An electronic replica of the May 27 edition of the San Bernardino County Sentinel can be downloaded by clicking on the blue portal below.
Grand Terrace, San Bernardino County’s third smallest city populationwise and its smallest in land area, would become the sixth of the county’s 24 municipality to jump on the cannabis-product sales tax revenue bandwagon if its residents are willing to allow that to happen.
Medical marijuana has been legal for sale in California since the passage of 1996’s Proposition 215, the Compassionate Use of Marijuana Act and the sale and use of marijuana for intoxicative effect has been legal in the Golden State since the 2016 passage of Proposition 64, the Adult Use of Marijuana Act.
Both Proposition 215 and Proposition 64 contained provisions that essentially allowed local jurisdictions to maintain the sales bans on the drug that had been in place in the state since 1907. For 16 years after the Compassionate Use of Marijuana Act went into effect, there was no local government in San Bernardino County that would permit medical marijuana to be legally sold. All 22 of the county’s cities, Continue reading
By Mark Gutglueck
Compounding its already well-established reputation for dysfunctional political and managerial relationships, the West Valley Water District last week accomplished its eleventh detachment from a senior managerial or administrative employee since late 2017, while its seventh board member since 2016 is set to make his departure from the district next month.
Meanwhile, the FBI is scrutinizing the motivation and implication contained within the pattern of parallel firings, hirings, firings, hirings and firings the district has engaged in over the last five years and the seeming use of lucrative employment opportunities with the district as payoffs to politicians for action they took in their elected capacities elsewhere.

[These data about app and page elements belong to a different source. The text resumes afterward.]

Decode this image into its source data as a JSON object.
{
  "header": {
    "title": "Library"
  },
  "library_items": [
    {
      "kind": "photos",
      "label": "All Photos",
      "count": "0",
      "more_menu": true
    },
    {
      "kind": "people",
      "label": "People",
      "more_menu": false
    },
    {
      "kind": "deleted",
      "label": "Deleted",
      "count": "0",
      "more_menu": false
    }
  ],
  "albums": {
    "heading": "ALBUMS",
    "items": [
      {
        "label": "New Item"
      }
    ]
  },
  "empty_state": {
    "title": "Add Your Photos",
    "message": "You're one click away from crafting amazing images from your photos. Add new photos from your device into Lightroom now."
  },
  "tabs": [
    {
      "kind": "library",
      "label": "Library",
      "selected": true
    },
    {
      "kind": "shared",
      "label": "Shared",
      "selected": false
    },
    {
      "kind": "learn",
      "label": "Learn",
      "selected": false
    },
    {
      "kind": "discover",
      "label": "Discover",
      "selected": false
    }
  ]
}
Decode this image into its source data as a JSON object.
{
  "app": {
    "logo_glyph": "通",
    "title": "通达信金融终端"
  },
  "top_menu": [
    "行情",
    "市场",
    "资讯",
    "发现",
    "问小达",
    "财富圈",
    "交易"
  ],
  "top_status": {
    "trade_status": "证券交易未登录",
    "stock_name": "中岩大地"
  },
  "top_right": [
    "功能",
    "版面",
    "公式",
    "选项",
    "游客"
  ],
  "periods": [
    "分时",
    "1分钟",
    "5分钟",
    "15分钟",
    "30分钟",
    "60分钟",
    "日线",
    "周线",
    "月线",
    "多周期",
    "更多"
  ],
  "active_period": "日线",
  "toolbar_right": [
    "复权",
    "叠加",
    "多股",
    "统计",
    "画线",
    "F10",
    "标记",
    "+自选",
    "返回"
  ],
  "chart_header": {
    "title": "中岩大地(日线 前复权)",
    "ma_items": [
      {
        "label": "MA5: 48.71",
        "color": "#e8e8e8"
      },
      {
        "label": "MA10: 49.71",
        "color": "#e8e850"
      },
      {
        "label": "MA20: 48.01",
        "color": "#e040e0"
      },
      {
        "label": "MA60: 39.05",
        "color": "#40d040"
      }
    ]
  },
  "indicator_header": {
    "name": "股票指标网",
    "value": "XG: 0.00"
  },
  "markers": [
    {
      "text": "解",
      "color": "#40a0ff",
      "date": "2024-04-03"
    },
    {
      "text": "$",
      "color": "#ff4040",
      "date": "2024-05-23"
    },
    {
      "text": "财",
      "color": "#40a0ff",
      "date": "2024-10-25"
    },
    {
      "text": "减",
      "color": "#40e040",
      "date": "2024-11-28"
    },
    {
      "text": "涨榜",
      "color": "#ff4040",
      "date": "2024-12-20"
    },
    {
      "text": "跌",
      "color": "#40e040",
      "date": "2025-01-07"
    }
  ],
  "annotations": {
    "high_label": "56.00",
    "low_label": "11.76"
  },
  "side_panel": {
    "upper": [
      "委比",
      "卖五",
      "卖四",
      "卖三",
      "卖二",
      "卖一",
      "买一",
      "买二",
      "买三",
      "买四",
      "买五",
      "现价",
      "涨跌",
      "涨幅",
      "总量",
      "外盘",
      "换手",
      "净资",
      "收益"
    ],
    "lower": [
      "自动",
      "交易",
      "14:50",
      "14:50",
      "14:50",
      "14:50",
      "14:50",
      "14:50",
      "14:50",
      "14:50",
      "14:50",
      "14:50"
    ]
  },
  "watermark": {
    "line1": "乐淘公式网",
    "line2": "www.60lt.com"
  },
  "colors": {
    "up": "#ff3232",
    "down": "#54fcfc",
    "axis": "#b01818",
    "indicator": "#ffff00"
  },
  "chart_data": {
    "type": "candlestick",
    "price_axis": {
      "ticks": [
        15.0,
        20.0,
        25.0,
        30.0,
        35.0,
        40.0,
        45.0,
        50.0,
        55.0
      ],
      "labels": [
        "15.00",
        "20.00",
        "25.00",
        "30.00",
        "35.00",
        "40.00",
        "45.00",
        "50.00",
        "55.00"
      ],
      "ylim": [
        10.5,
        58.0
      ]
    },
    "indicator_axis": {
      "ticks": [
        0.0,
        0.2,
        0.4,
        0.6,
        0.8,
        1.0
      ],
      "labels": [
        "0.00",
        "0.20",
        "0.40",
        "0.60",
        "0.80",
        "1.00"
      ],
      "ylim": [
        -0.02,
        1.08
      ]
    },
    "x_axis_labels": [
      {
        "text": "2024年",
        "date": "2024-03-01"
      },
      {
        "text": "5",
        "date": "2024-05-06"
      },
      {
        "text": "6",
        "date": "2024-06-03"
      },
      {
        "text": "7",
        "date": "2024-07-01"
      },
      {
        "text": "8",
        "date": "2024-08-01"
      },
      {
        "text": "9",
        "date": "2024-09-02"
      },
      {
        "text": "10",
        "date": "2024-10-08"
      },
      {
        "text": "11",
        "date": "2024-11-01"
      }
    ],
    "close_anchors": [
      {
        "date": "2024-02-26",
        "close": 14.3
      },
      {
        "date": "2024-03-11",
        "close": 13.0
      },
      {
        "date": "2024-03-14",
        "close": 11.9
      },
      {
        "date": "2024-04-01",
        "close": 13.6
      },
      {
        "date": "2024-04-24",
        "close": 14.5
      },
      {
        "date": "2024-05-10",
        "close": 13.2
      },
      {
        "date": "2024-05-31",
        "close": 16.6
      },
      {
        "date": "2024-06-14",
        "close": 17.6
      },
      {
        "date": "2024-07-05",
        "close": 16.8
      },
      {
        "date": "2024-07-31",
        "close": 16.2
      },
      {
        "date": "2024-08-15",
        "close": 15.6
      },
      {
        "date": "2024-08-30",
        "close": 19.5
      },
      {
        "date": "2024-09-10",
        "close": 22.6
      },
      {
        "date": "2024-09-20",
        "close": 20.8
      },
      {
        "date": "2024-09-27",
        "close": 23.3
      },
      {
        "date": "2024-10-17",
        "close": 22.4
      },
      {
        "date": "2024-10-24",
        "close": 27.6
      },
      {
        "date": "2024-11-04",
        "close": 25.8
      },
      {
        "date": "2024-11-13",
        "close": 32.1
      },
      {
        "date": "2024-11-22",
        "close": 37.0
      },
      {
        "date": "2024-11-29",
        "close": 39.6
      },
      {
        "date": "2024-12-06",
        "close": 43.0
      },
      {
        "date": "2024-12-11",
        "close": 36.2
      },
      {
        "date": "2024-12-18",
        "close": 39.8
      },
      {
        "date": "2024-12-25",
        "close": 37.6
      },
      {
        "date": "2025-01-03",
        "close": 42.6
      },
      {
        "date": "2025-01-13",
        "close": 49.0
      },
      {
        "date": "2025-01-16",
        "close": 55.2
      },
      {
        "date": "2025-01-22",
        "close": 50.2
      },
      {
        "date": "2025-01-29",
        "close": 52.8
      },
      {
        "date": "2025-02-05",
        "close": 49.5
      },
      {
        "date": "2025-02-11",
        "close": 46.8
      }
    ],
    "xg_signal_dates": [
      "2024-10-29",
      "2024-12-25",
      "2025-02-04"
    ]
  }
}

On May 19, the board unanimously accepted the resignation of Shamindra “Rickey” Manbahal, who has Continue reading
A third member of the staff/faculty at Wilmer Amina Carter High School in Rialto has been criminally charged for failure to properly report that one and perhaps more of the students at the school had been sexually abused.
The addition of a misdemeanor filing against another school staff member at the high school where two school administrators are being subjected to novel felony prosecutions relating to sexual assaults perpetrated by a student or students against another underage student or other underage students may complicate the ability of the prosecution to obtain convictions of two original defendants in the case. The three adults criminally charged in the case were not directly involved in nor did they have prior knowledge of those assaults, and their being held to account when the one known juvenile perpetrator of the assaults is not being charged is creating a stir in both legal and educational circles. Moreover, the enlargement of the case to a third school employee intensifies already existing questions about why the principal who was in place when the sexual abuse of one of her students was ongoing has not been criminally charged even as two of her assistant principals were.
Lindsay Morton, who was a counselor at Wilmer Amina Carter High School was formally charged by the Continue reading
A member of a public interest group this week publicly alleged that $36,375 of the donations received by San Bernardino County Sheriff Shannon Dicus’s campaign committee were inadequately delineated in campaign finance documents provided to the San Bernardino County Registrar of Voters’ Office.
Dicus’s campaign contested that assertion, which was formalized in a complaint made to the California Fair Political Practices Commission by Gail Fry, a member of the local chapter of the National Action Network, in a filing made May 11. According to the campaign and a report in the San Bernardino Sun which appeared as a posting Continue reading
A glitch at the county elections office has created the possibility that the outcome of the contest for Second District county supervisor could be impacted by perhaps as many as 5,000 residents in north Rancho Cucamonga and north Fontana voting twice in the June 7 primary election.
There is, as a consequence of the same mistake, a possibility that some of those voters who were mistakenly provided with the opportunity to vote twice will not have their votes counted at all.
County officials are not disclosing how widespread the error was. What is known is that at least 1,500 incorrect ballots were mailed to voters in north Fontana and Rancho Cucamonga, and the office followed Continue reading
Kaiser Permanente, which provides health service for a wide cross section of those in San Bernardino County, is no longer providing its members residing in Rancho Cucamonga, where it has medical facilities, and in San Bernardino, where it has medical facilities, with COVID vaccinations.
Those seeking the shots are turned away at the door and told that they can try to see if they can get an immunization in Fontana or in Palm Springs.
Kaiser officials did not explain why they are discontinuing the injections, other than to say the policy was effective last week.
The move comes as California is experiencing another coronavirus surge. Continue reading